However, for a really efficient metal paint the choice of anti-corrosive
pigment is also very important, some would argue the most critical aspect of the paint. Historically red lead was used and whilst this did indeed work it was found to be dangerous to health and eventually the government introduced lead at work regulations which have almost eliminated this technology. Higher performance products were introduced more than 50 years ago, originally based on zinc oxide derivatives such as zinc phosphate and zinc chromate and indeed even today on many older specifications people still ask for BS5493 zinc phosphate paint – even though this has been superseded by much more efficient and safer technologies. Higher specification products were based on derivatives of zinc and chromium but these derivates like zinc chromate, zinc tetraoxychromate and zinc potassium chromate all bring serious health risks all are carcinogenic and all are to a greater or lesser degree water soluble so easily migrate to the water supply. This in combination with progress on corrosion testing and the replacement of the highly ineffective B117 salt spray test with more realistic testing techniques including prohesion and cyclic testing with QUVB lead to the development around the world of several non-toxic environmentally friendly anti corrosive pigments for the metal paint formulator -the early products were based on calcium ion exchanged silica gel but these proved to be temperamental and were slowly replaced by alternative phosphates and modified phosphates based on nontoxic metals including calcium and magnesium sometimes in conjunction with other inhibitors
- one of the market leaders today in this technology is Nanoguard ACP and there are similar older generation versions of this technology still used in metal paints around the world. Nanoguard ACP was however, unique in its ability to offer a totally non toxic, safe, heavy metal free solution for the formulator of metal paints. Other similar technologies became available from other suppliers as people tried to copy the technology – with varying degrees of success.

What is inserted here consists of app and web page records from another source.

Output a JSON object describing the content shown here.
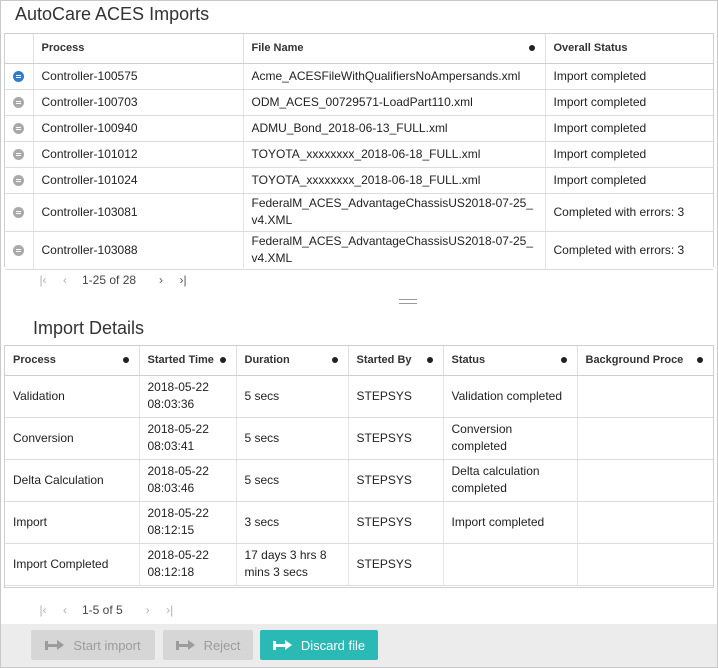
{
  "app": {
    "title": "AutoCare ACES Imports"
  },
  "imports": {
    "columns": {
      "process": "Process",
      "file_name": "File Name",
      "status": "Overall Status"
    },
    "rows": [
      {
        "process": "Controller-100575",
        "file": "Acme_ACESFileWithQualifiersNoAmpersands.xml",
        "status": "Import completed",
        "active": true
      },
      {
        "process": "Controller-100703",
        "file": "ODM_ACES_00729571-LoadPart110.xml",
        "status": "Import completed",
        "active": false
      },
      {
        "process": "Controller-100940",
        "file": "ADMU_Bond_2018-06-13_FULL.xml",
        "status": "Import completed",
        "active": false
      },
      {
        "process": "Controller-101012",
        "file": "TOYOTA_xxxxxxxx_2018-06-18_FULL.xml",
        "status": "Import completed",
        "active": false
      },
      {
        "process": "Controller-101024",
        "file": "TOYOTA_xxxxxxxx_2018-06-18_FULL.xml",
        "status": "Import completed",
        "active": false
      },
      {
        "process": "Controller-103081",
        "file": "FederalM_ACES_AdvantageChassisUS2018-07-25_v4.XML",
        "status": "Completed with errors: 3",
        "active": false
      },
      {
        "process": "Controller-103088",
        "file": "FederalM_ACES_AdvantageChassisUS2018-07-25_v4.XML",
        "status": "Completed with errors: 3",
        "active": false
      }
    ],
    "pager": {
      "text": "1-25 of 28"
    }
  },
  "details": {
    "title": "Import Details",
    "columns": {
      "process": "Process",
      "started_time": "Started Time",
      "duration": "Duration",
      "started_by": "Started By",
      "status": "Status",
      "background": "Background Proce"
    },
    "rows": [
      {
        "process": "Validation",
        "started": "2018-05-22 08:03:36",
        "duration": "5 secs",
        "by": "STEPSYS",
        "status": "Validation completed",
        "bg": ""
      },
      {
        "process": "Conversion",
        "started": "2018-05-22 08:03:41",
        "duration": "5 secs",
        "by": "STEPSYS",
        "status": "Conversion completed",
        "bg": ""
      },
      {
        "process": "Delta Calculation",
        "started": "2018-05-22 08:03:46",
        "duration": "5 secs",
        "by": "STEPSYS",
        "status": "Delta calculation completed",
        "bg": ""
      },
      {
        "process": "Import",
        "started": "2018-05-22 08:12:15",
        "duration": "3 secs",
        "by": "STEPSYS",
        "status": "Import completed",
        "bg": ""
      },
      {
        "process": "Import Completed",
        "started": "2018-05-22 08:12:18",
        "duration": "17 days 3 hrs 8 mins 3 secs",
        "by": "STEPSYS",
        "status": "",
        "bg": ""
      }
    ],
    "pager": {
      "text": "1-5 of 5"
    }
  },
  "footer": {
    "start_import": "Start import",
    "reject": "Reject",
    "discard": "Discard file"
  },
  "colors": {
    "accent": "#2bb9b5",
    "active_icon": "#2e7bcf",
    "disabled": "#d6d6d6"
  }
}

Metal Paint comes in a range of options as previously mentioned but generally today most people prefer to buy a product which requires fewer coats of metal paint
, one with no “hazard labels” (toxicity, environmentally harmful etc) or at least based on an easily recognised renewable resource such as soya oil or sunflower oil. Yellowing resistance is also paramount in lighter colours of metal paint and for this reason most modern metal paints are also based on a synthetic modification but for those really looking for an environmentally friendly metal paint there are few that cancompete with a good short oil metal paint, based on sunflower oil and glycerine and based on a nontoxic environmentally friendly anticorrosive pigment such as Nanoguard ACP DCP.

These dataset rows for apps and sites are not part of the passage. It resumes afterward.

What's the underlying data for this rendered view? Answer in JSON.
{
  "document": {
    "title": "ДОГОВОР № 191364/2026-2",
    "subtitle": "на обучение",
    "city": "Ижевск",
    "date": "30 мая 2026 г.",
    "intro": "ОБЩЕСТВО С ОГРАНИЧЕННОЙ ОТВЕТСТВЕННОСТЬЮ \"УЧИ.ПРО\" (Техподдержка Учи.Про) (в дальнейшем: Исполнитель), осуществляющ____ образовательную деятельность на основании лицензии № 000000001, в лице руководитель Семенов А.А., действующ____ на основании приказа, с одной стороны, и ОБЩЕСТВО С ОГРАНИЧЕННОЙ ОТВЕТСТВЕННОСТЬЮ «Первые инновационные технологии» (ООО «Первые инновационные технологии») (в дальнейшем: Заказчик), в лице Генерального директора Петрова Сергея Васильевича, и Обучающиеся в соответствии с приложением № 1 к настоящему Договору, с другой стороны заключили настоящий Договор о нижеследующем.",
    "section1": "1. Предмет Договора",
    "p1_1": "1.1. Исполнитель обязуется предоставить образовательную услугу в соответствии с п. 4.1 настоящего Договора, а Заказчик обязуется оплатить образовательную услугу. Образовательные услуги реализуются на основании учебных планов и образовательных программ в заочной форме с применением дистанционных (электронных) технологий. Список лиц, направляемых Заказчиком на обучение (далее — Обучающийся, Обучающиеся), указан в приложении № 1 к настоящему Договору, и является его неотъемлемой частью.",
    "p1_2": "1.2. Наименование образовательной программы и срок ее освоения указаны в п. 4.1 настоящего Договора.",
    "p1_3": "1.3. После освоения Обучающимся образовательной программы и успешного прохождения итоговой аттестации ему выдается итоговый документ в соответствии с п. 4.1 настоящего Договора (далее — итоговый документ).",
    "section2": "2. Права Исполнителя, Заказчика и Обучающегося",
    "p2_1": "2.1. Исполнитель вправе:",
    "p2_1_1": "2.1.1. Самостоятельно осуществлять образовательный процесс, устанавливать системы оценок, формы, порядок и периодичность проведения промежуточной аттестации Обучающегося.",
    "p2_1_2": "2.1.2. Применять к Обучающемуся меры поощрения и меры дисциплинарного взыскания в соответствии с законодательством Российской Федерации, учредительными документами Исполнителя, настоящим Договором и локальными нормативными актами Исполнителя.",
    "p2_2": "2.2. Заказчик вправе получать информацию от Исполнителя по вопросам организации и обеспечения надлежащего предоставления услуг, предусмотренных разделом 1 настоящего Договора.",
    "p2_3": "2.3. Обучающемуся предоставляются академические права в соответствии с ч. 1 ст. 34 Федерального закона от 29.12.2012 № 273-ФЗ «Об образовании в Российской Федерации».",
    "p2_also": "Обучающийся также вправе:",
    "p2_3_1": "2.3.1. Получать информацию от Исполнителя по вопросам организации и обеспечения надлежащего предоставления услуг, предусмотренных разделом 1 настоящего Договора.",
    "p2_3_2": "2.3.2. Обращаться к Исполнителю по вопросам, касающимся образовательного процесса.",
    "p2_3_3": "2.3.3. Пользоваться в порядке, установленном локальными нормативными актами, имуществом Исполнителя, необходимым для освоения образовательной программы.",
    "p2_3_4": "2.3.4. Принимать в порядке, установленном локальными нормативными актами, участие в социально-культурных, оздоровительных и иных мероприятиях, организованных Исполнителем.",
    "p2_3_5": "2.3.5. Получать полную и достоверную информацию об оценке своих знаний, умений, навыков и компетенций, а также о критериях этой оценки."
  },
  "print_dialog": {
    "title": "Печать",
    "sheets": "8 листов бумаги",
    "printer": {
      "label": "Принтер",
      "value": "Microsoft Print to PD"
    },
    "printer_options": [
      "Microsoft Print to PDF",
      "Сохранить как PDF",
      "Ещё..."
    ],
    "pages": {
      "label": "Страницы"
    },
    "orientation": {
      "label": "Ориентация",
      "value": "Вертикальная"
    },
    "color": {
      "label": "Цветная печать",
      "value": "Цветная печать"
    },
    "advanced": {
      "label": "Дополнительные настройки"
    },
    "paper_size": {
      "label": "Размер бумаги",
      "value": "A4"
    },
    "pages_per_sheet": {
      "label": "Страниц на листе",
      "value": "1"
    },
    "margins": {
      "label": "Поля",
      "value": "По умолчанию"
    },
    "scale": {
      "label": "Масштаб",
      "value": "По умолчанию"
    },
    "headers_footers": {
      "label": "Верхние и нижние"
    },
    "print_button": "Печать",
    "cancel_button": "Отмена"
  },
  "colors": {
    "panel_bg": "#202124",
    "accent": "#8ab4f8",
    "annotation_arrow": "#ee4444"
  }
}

As with most things price is not always a guarantee of quality and it is always worth checking those points if they are important to you when choosing your metal paint, particularly if children or animals are likely to be in close contact with the surface painted with your metal paint.

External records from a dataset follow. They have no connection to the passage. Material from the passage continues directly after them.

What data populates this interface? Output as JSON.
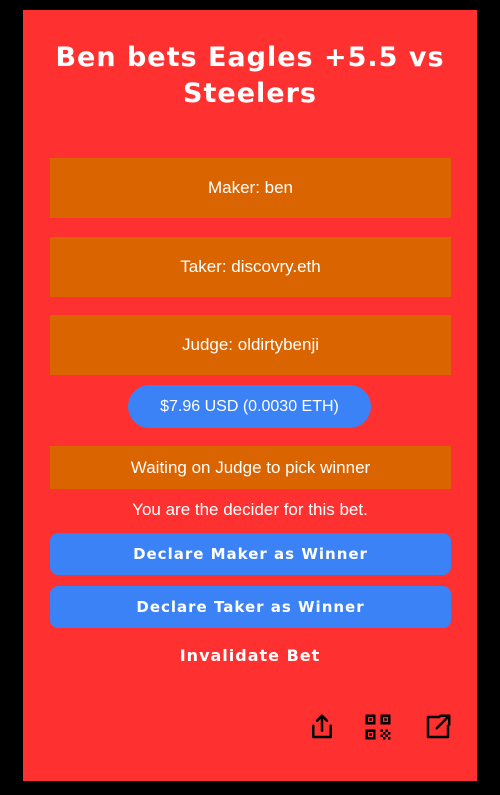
{
  "title": "Ben bets Eagles +5.5 vs Steelers",
  "maker": "Maker: ben",
  "taker": "Taker: discovry.eth",
  "judge": "Judge: oldirtybenji",
  "amount": "$7.96 USD (0.0030 ETH)",
  "status": "Waiting on Judge to pick winner",
  "decider_note": "You are the decider for this bet.",
  "buttons": {
    "declare_maker": "Declare Maker as Winner",
    "declare_taker": "Declare Taker as Winner",
    "invalidate": "Invalidate Bet"
  },
  "icons": [
    "share-icon",
    "qr-code-icon",
    "open-external-icon"
  ],
  "colors": {
    "page_background": "#000000",
    "card_background": "#ff3030",
    "info_box": "#d96400",
    "accent_blue": "#3b82f6",
    "text": "#ffffff"
  }
}
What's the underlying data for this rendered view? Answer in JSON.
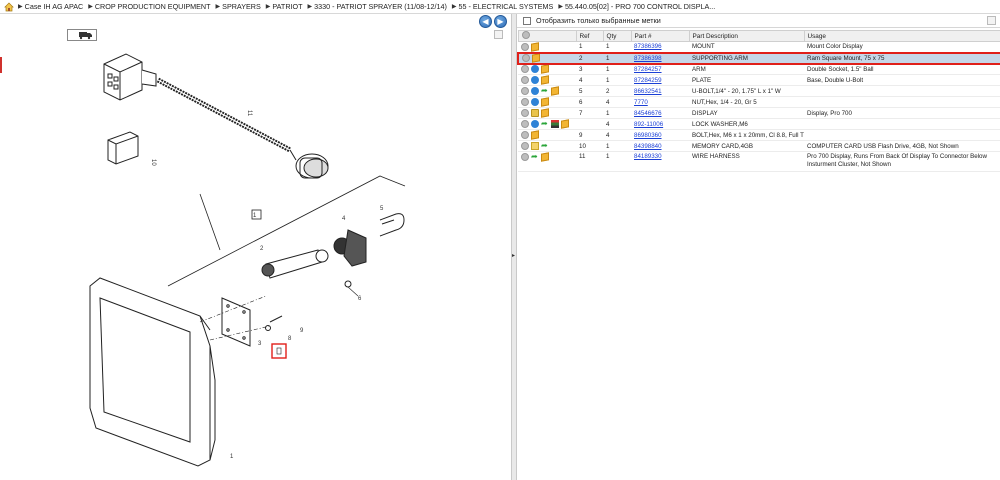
{
  "breadcrumb": {
    "items": [
      "Case IH AG APAC",
      "CROP PRODUCTION EQUIPMENT",
      "SPRAYERS",
      "PATRIOT",
      "3330 - PATRIOT SPRAYER (11/08-12/14)",
      "55 - ELECTRICAL SYSTEMS",
      "55.440.05[02] - PRO 700 CONTROL DISPLA..."
    ]
  },
  "filter": {
    "label": "Отобразить только выбранные метки"
  },
  "table": {
    "headers": [
      "Ref",
      "Qty",
      "Part #",
      "Part Description",
      "Usage"
    ],
    "rows": [
      {
        "ref": "1",
        "qty": "1",
        "part": "87386396",
        "desc": "MOUNT",
        "usage": "Mount Color Display"
      },
      {
        "ref": "2",
        "qty": "1",
        "part": "87386398",
        "desc": "SUPPORTING ARM",
        "usage": "Ram Square Mount, 75 x 75"
      },
      {
        "ref": "3",
        "qty": "1",
        "part": "87284257",
        "desc": "ARM",
        "usage": "Double Socket, 1.5\" Ball"
      },
      {
        "ref": "4",
        "qty": "1",
        "part": "87284259",
        "desc": "PLATE",
        "usage": "Base, Double U-Bolt"
      },
      {
        "ref": "5",
        "qty": "2",
        "part": "86632541",
        "desc": "U-BOLT,1/4\" - 20, 1.75\" L x 1\" W",
        "usage": ""
      },
      {
        "ref": "6",
        "qty": "4",
        "part": "7770",
        "desc": "NUT,Hex, 1/4 - 20, Gr 5",
        "usage": ""
      },
      {
        "ref": "7",
        "qty": "1",
        "part": "84546676",
        "desc": "DISPLAY",
        "usage": "Display, Pro 700"
      },
      {
        "ref": "",
        "qty": "4",
        "part": "892-11006",
        "desc": "LOCK WASHER,M6",
        "usage": ""
      },
      {
        "ref": "9",
        "qty": "4",
        "part": "86980360",
        "desc": "BOLT,Hex, M6 x 1 x 20mm, Cl 8.8, Full Thd",
        "usage": ""
      },
      {
        "ref": "10",
        "qty": "1",
        "part": "84398840",
        "desc": "MEMORY CARD,4GB",
        "usage": "COMPUTER CARD USB Flash Drive, 4GB, Not Shown"
      },
      {
        "ref": "11",
        "qty": "1",
        "part": "84189330",
        "desc": "WIRE HARNESS",
        "usage": "Pro 700 Display, Runs From Back Of Display To Connector Below Insturment Cluster, Not Shown"
      }
    ]
  },
  "drawing": {
    "callouts": [
      "1",
      "2",
      "3",
      "4",
      "5",
      "6",
      "8",
      "9",
      "10",
      "11"
    ]
  },
  "icons": {
    "home": "home-icon",
    "back": "arrow-left-icon",
    "forward": "arrow-right-icon"
  },
  "colors": {
    "selection_border": "#e0201a",
    "selection_fill": "#c6d7e8",
    "link": "#1a3fd6",
    "nav_button": "#2f6db8"
  }
}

Finally, metal paints should always be applied in accordance with the technical data sheet from the supplier to get the best results. It is also good practice unless buying a specially formulated metal paint which is surface tolerant to prepare the metal to be painted well before application of the metal paint. This usually entails removing al loose and flaking material (rust, old paint and any other contamination) immediately before application – ideally to standardST2 as a minimum for manually prepared surfaces. The surface should be clean and dry before application to avoid trapping under the paint any residues and this will ensure an optimum life for your metal paint and keep the surface looking good for the maximum possible time. Time spent on preparation and choosing the right metal paint always pays for itself on longer life and easier maintenance!